Article Around MHS
10/8/2021
Under Secretary of the Air Force Gina Ortiz Jones visits with 433rd Airlift Wing members at Wilford Hall Ambulatory Surgical Center, Joint Base San Antonio-Lackland, Texas, Oct. 2, 2021.

Under Secretary of the Air Force Gina Ortiz Jones visited the 433rd Airlift Wing here to meet with Reserve Citizen Airmen leaders on mandatory COVID-19 vaccination efforts, Oct. 2, 2021.

Recommended Content:

COVID-19 Vaccine Efforts | Coronavirus

Compassionate Caring with COVID Vax Commitment

Article Around MHS
10/6/2021
A  female doctor poses for a photo.

When pregnant patients have an appointment with Lt. Cmdr.

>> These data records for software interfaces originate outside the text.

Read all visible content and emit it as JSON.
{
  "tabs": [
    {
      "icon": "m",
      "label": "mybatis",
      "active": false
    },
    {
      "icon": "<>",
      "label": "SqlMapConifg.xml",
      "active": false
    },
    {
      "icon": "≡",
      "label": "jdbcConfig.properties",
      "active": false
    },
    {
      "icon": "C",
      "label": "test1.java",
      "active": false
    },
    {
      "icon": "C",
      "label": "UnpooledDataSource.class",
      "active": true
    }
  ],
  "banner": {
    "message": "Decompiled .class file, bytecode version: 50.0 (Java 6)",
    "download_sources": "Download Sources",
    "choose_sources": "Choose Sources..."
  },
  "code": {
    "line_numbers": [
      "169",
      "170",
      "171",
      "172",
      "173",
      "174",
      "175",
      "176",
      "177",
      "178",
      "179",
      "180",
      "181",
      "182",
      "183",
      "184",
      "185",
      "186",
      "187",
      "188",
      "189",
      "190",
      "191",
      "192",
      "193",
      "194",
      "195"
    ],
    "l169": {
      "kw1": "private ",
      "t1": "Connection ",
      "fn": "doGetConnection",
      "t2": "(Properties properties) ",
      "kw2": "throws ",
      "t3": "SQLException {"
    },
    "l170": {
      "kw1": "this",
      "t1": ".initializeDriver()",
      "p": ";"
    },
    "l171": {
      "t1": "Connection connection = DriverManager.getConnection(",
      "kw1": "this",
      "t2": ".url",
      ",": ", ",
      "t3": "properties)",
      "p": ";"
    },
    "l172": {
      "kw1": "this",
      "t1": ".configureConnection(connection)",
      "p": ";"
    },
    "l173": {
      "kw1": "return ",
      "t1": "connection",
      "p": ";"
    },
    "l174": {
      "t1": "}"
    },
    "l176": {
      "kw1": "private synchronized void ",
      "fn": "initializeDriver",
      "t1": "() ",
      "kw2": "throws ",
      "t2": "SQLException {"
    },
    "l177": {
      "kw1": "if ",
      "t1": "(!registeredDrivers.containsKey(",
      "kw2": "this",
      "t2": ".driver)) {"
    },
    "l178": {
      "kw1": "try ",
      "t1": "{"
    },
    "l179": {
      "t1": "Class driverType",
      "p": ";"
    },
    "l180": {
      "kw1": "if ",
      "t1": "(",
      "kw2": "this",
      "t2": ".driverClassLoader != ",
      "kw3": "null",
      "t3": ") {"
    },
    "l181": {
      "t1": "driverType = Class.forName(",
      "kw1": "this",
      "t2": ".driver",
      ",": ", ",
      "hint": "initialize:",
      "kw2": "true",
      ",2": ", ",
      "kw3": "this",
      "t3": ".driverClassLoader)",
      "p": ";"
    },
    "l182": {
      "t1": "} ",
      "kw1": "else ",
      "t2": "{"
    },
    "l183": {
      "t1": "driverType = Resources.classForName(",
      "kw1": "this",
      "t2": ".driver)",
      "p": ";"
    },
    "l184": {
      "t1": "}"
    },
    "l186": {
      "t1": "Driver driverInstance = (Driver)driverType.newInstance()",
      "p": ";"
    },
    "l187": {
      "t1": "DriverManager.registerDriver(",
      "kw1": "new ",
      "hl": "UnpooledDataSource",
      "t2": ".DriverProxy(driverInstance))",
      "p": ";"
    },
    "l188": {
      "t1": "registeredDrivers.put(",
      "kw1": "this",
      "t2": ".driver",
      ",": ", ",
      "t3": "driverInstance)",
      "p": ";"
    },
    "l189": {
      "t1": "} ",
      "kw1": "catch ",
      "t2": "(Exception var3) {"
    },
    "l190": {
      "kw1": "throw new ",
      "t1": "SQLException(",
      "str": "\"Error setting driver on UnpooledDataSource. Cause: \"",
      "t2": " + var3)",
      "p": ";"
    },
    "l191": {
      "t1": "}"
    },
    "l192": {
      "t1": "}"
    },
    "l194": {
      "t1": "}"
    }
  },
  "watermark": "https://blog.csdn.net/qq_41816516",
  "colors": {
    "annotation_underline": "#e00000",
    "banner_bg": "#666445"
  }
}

Megan Northup at Naval Hospital Bremerton, they get more than a qualified and caring OB/GYN physician.

Recommended Content:

Coronavirus | COVID-19 Vaccine Efforts

Health Promotion duo optimizes health on Incirlik Air Base

Article Around MHS
9/30/2021
Air Force Capt. Sydney Sloan, 39th Operational Medical Readiness Squadron health promotion element chief (right), and Air Force Senior Airman Gloriann Manapsal, 39th Operational Medical Readiness Squadron health promotion technician (left), promote making healthy choices at the Sultan’s Inn Dining Facility on Incirlik Air Base, Turkey.

The 39th Operation Medical Readiness Squadron health promotion team provides and integrates evidence-based programs to optimize the health and readiness, even during these unprecedented times.

Recommended Content:

Health Readiness | Total Force Fitness | Coronavirus
<< < 1 2 > >> 
Showing results 1 - 15 Page 1 of 2

DHA Address: 7700 Arlington Boulevard | Suite 5101 | Falls Church, VA | 22042-5101

Some documents are presented in Portable Document Format (PDF). A PDF reader is required for viewing. Download a PDF Reader or learn more about PDFs.